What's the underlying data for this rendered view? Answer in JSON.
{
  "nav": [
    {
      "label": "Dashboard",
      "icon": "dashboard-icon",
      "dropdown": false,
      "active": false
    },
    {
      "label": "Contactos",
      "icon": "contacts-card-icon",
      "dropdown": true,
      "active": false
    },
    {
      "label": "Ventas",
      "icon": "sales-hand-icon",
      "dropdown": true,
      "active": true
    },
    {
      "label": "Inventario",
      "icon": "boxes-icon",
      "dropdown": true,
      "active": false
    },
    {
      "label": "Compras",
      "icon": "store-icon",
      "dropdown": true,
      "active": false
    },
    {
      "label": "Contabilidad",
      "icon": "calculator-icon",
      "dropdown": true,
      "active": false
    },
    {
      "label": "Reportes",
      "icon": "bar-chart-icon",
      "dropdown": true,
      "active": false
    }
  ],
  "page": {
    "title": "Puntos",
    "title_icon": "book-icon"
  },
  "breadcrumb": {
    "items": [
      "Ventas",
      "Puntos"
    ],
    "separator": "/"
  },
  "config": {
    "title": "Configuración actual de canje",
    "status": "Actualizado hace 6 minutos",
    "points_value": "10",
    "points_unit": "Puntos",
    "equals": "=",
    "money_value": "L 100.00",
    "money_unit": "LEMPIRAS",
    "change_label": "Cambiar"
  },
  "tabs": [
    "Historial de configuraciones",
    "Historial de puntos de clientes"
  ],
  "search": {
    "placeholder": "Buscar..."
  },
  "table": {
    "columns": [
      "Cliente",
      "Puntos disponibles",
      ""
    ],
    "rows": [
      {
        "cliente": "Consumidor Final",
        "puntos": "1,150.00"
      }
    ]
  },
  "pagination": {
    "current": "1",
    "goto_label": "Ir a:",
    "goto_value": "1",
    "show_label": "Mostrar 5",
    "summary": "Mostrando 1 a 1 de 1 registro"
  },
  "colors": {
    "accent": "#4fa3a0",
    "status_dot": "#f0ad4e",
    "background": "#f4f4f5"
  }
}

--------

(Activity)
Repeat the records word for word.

(Solution to the exercise)
What's the underlying data for this rendered view? Answer in JSON.
{
  "nav": [
    {
      "label": "Dashboard",
      "icon": "dashboard-icon",
      "dropdown": false,
      "active": false
    },
    {
      "label": "Contactos",
      "icon": "contacts-card-icon",
      "dropdown": true,
      "active": false
    },
    {
      "label": "Ventas",
      "icon": "sales-hand-icon",
      "dropdown": true,
      "active": true
    },
    {
      "label": "Inventario",
      "icon": "boxes-icon",
      "dropdown": true,
      "active": false
    },
    {
      "label": "Compras",
      "icon": "store-icon",
      "dropdown": true,
      "active": false
    },
    {
      "label": "Contabilidad",
      "icon": "calculator-icon",
      "dropdown": true,
      "active": false
    },
    {
      "label": "Reportes",
      "icon": "bar-chart-icon",
      "dropdown": true,
      "active": false
    }
  ],
  "page": {
    "title": "Puntos",
    "title_icon": "book-icon"
  },
  "breadcrumb": {
    "items": [
      "Ventas",
      "Puntos"
    ],
    "separator": "/"
  },
  "config": {
    "title": "Configuración actual de canje",
    "status": "Actualizado hace 6 minutos",
    "points_value": "10",
    "points_unit": "Puntos",
    "equals": "=",
    "money_value": "L 100.00",
    "money_unit": "LEMPIRAS",
    "change_label": "Cambiar"
  },
  "tabs": [
    "Historial de configuraciones",
    "Historial de puntos de clientes"
  ],
  "search": {
    "placeholder": "Buscar..."
  },
  "table": {
    "columns": [
      "Cliente",
      "Puntos disponibles",
      ""
    ],
    "rows": [
      {
        "cliente": "Consumidor Final",
        "puntos": "1,150.00"
      }
    ]
  },
  "pagination": {
    "current": "1",
    "goto_label": "Ir a:",
    "goto_value": "1",
    "show_label": "Mostrar 5",
    "summary": "Mostrando 1 a 1 de 1 registro"
  },
  "colors": {
    "accent": "#4fa3a0",
    "status_dot": "#f0ad4e",
    "background": "#f4f4f5"
  }
}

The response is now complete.